What’s your plan to survive a cyber-attack?


How embarrassing. 

Your IT infrastructure is packed to the hilt with security features and looked after by a crack team. But you’ve been hit by a cyber-attack and the network’s in lockdown. No one can do a stroke of work and business has ground to a halt…which means a red light to revenue too. So, it must be IT’s fault, surely? The buck stops with them for failing to anticipate the threat and protect the system better. 

Not so. 

Cyber-attacks are growing not only in number but in complexity as hackers get more devious. That means no one’s safe. And when security-savvy companies like Microsoft, Boeing and Sony are being hit, what hope is there for the rest of us? 

No place to hide 

It’s not just the big boys that hackers are going after, either. SMEs, public sector bodies and contractors are fair game too. Scarily, the Department of Culture, Media and Sport reports nearly half of the UK’s 5.5 million businesses suffered an attack or a breach last year. 

Sure, you can follow best practice and make systems as protected as they can be. But it’s entirely possible to be caught out if hackers discover a new vulnerability in a piece of software. Or if an employee clicks on a bogus email link and floods your network with malware. 

That makes a cyber-attack more a case of ‘when’ than ‘if’ for any business. And the bad news is that they can prove damagingly costly – both to your reputation if there’s a data breach, and to your bottom line in terms of regulatory fines, legal action and lost income. 

Hard numbers 

The proof’s in the figures.   

Hiscox surveyed over 3,000 SMEs in the UK, Germany and America and found the average cost of a cyber-attack is nearly £26,000.   

That’s a financial kick in the teeth many companies simply can’t recover from.   

If you haven’t got one already, a recovery plan is essential to get things back up and running as quickly as possible – without going bankrupt in the process. 

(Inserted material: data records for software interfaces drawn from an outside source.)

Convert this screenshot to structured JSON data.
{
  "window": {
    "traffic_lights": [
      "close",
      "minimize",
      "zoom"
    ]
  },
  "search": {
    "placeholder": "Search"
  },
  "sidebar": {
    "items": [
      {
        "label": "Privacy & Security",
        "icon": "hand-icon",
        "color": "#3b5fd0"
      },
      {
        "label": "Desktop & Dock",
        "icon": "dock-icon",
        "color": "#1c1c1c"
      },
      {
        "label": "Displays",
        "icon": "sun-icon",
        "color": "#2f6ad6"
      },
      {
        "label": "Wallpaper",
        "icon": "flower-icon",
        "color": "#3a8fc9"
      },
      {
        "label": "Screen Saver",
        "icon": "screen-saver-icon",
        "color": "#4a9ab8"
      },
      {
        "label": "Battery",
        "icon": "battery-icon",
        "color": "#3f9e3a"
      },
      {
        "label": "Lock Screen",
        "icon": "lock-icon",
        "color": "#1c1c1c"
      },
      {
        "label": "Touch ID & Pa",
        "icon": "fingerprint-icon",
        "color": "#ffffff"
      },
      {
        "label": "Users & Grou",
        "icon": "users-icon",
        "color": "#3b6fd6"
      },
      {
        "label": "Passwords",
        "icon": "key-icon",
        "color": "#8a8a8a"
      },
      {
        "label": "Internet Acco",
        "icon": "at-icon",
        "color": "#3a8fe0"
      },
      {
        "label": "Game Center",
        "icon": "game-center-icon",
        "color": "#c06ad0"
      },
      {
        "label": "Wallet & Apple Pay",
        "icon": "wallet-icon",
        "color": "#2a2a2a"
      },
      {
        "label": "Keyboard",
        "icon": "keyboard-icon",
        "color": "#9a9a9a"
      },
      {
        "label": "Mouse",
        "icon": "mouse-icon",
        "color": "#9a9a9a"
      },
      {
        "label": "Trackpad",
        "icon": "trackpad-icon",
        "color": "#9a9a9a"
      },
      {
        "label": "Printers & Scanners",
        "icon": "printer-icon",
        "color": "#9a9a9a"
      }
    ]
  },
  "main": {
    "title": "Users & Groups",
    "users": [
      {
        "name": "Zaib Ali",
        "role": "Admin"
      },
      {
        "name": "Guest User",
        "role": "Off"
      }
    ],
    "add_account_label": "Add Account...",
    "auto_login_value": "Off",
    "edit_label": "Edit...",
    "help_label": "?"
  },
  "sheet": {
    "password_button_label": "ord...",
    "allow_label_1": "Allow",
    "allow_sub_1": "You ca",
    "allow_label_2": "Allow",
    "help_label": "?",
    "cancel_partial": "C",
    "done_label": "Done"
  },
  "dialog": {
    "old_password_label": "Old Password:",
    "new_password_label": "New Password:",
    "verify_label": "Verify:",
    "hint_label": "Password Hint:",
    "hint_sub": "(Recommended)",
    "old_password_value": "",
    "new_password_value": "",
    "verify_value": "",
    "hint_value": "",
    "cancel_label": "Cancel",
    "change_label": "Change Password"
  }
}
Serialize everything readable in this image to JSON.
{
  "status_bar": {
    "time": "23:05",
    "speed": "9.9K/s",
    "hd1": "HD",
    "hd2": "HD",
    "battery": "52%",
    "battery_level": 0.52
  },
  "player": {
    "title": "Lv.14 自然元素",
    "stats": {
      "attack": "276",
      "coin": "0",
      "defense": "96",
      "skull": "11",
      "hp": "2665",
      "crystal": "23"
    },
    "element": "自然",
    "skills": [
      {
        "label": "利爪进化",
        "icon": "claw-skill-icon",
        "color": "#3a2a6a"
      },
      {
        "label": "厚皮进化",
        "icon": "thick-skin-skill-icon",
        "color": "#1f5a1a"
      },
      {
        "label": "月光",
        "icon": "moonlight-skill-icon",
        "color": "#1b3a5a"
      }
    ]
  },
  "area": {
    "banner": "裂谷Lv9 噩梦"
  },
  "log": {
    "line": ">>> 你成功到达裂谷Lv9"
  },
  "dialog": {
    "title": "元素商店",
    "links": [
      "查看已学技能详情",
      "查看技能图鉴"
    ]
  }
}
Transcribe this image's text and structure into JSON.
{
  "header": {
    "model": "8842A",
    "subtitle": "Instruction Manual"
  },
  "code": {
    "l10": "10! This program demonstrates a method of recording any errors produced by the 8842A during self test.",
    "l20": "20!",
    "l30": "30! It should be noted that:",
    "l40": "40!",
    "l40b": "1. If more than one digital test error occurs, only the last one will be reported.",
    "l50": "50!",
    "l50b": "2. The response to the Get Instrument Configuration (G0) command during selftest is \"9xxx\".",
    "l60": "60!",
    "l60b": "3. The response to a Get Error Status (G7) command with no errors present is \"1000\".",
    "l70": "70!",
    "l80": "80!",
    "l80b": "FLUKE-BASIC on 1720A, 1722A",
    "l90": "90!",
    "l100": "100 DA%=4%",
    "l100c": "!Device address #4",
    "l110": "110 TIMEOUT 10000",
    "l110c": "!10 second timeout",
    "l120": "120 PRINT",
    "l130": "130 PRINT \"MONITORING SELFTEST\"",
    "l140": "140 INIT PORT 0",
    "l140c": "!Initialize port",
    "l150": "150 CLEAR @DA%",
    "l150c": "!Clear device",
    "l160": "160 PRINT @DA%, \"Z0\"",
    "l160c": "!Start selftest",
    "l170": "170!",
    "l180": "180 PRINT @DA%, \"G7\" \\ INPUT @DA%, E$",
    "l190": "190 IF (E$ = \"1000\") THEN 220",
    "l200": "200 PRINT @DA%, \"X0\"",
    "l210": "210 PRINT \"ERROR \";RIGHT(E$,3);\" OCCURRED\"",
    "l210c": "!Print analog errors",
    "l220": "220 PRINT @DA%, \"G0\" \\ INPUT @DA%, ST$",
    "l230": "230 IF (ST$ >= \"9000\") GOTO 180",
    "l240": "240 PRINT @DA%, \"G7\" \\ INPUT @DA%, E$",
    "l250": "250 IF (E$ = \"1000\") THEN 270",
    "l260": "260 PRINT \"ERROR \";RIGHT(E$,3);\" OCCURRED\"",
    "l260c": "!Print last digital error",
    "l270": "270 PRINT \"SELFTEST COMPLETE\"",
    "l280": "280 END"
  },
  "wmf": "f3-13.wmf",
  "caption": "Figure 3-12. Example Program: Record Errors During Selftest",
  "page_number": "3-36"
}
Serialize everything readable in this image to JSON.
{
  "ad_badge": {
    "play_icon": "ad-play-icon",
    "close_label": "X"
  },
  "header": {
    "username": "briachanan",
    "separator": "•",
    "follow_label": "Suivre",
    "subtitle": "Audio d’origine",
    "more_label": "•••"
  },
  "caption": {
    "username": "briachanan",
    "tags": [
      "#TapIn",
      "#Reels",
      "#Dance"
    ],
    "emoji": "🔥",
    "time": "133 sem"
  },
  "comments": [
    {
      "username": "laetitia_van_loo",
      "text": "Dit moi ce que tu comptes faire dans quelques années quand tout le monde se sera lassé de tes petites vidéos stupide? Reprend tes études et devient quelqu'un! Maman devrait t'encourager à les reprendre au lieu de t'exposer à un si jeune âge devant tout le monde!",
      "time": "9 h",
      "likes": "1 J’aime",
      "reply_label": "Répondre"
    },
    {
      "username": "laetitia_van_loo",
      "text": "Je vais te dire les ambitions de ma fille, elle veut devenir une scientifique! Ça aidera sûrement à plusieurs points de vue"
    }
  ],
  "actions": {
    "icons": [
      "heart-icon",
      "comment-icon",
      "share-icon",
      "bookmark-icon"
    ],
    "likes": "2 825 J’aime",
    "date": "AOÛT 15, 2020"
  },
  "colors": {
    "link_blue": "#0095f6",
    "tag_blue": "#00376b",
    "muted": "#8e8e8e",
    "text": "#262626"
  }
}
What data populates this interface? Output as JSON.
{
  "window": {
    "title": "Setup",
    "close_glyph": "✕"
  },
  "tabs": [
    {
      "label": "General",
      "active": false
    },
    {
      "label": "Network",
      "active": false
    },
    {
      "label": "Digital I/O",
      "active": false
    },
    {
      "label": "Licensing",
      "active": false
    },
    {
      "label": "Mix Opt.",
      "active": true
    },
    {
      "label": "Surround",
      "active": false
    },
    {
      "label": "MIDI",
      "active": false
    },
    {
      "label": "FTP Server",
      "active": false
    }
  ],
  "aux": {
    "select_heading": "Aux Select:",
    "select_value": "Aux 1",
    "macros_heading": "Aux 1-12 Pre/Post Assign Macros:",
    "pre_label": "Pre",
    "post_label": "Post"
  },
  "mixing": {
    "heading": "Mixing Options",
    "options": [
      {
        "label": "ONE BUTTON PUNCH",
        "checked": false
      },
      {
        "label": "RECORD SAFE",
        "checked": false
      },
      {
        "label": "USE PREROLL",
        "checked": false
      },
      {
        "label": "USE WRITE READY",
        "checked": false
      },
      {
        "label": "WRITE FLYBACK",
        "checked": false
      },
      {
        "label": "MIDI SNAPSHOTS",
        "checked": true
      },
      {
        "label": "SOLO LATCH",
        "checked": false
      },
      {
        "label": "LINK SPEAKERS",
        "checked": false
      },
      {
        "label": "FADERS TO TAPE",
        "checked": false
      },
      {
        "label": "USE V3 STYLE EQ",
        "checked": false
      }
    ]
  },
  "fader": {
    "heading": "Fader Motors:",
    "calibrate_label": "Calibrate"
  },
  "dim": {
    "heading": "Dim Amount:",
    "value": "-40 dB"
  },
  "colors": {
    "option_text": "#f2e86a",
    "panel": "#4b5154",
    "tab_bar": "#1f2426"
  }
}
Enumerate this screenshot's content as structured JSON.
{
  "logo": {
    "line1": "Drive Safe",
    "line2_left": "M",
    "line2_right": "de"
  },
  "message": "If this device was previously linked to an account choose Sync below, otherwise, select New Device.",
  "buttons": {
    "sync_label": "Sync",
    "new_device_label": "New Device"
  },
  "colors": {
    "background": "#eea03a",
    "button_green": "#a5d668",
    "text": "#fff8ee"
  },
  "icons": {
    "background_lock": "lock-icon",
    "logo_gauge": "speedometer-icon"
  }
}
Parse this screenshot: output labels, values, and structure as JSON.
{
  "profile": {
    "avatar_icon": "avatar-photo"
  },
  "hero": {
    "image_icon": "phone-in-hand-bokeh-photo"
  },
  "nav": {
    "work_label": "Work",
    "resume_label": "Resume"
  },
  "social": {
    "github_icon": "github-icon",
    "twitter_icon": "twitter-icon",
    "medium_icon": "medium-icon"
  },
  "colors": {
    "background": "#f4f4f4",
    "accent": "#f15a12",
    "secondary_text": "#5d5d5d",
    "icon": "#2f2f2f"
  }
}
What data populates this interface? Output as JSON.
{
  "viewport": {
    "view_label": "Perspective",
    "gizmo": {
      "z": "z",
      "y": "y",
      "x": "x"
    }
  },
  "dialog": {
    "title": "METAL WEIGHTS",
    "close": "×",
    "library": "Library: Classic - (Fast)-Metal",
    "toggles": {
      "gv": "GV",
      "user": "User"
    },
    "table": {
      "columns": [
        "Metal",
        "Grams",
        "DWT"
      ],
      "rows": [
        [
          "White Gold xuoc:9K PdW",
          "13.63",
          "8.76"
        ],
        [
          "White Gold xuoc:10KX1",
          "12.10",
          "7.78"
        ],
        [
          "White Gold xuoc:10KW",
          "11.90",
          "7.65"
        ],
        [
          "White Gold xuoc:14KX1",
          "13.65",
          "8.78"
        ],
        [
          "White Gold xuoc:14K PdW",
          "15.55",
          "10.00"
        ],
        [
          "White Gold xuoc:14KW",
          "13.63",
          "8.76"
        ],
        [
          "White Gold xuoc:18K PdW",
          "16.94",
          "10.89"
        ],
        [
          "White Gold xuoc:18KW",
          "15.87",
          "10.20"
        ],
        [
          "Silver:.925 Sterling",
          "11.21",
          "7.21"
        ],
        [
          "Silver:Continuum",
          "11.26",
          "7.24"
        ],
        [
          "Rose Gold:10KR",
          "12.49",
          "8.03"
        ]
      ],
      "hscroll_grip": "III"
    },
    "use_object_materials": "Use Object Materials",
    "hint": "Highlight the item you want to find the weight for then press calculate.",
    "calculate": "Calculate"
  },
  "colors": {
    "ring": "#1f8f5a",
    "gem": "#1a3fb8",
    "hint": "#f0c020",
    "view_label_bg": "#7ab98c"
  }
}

Because, unfortunately, dealing with the aftermath of a cyber-attack isn’t just about fixing the IT. There’s a ton of other stuff to do, too. 

Starters orders 

However, IT is where it starts. 

First you need to stop the attack. Then you need to found out what happened, fix the damage and restore systems as completely as possible. All of that takes time and money. 

In the meantime, your usual way of doing business will be in tatters, so profits will suffer. And if your clients get in touch through a phone system that works hand-in- hand with your IT, you’ll also be out of reach. 

What if you’ve lost data and it hasn’t recently been backed up? That can spell disaster. All the work will have to be done again – if you can remember what it was in the first place. And what if cyber criminals are holding your files to ransom? Do you negotiate with them, pay up, or what? 

Data danger 

Customer or staff personal data has high currency on the dark web. If hackers have managed to get hold of it through you, you’re in real trouble. 

A data breach like that means you’ll have to tell the Information Commissioner’s Office (ICO). It’s likely to launch a time-consuming investigation and clobber you with a hefty fine. You’ll also have to tell the affected people about the breach.  

What’s worse is that all this is set to get, well, worse. The new General Data Protection Regulation, which goes live May 2018, imposes strict new rules for handling and storing EU citizens’ data. If the ICO thinks you haven’t been playing ball, it can impose a fine up to €20 million or 4% of your annual revenue – whichever is more. 

Courting disaster 

People whose private information has been exposed, and who may well have suffered financial loss because of it, will want compensation. They’ll take you to court – which means a chunky bill for solicitors, legal costs, damages etc. 

That’s a lot for anyone to get their head round. Especially when there’s a business to run at the same time. It’s probably why our survey of 500 UK SMEs revealed nearly one in five owners lose sleep worrying about cybercrime. 

The plan’s the thing 

The key thing, then, is to have a recovery plan. That’s where cyber insurance helps.   

It kicks in immediately, pretty much as soon as you call your broker in fact. It provides rapid computer forensics and help, and stand-in kit so your business can keep functioning. If one’s needed, you get an expert to deal with ransom situations too. 

When there’s been a data breach, cyber insurance takes care of liaising with the ICO and deals with any investigation. It also pays to tell anyone affected by the breach and provides credit monitoring. 

If compensation claims follow, cyber insurance pays your legal costs and picks up the tab for any damages awarded. 

Crucially, it covers lost revenue while your business is unable to function as normal, and pays for PR crisis management to help defend your battered reputation. That way, you stand more of a chance of having a business to go back to once calm has been restored. 

Tough medicine 

Frighteningly, our research also discovered 74% of SMEs haven’t put aside any budget to deal with the aftermath of a cyber-attack, while 43% have no plan in place for what to do when they’re hit. 

If your business falls into that category, it’s probably time to face facts and plan for the worst. The kind of ‘worst’ that cyber insurance can take the sting out of.  

Sarah Adams, Cyber Insurance Specialist at PolicyBee  

Image Credit: Alexskopje / Shutterstock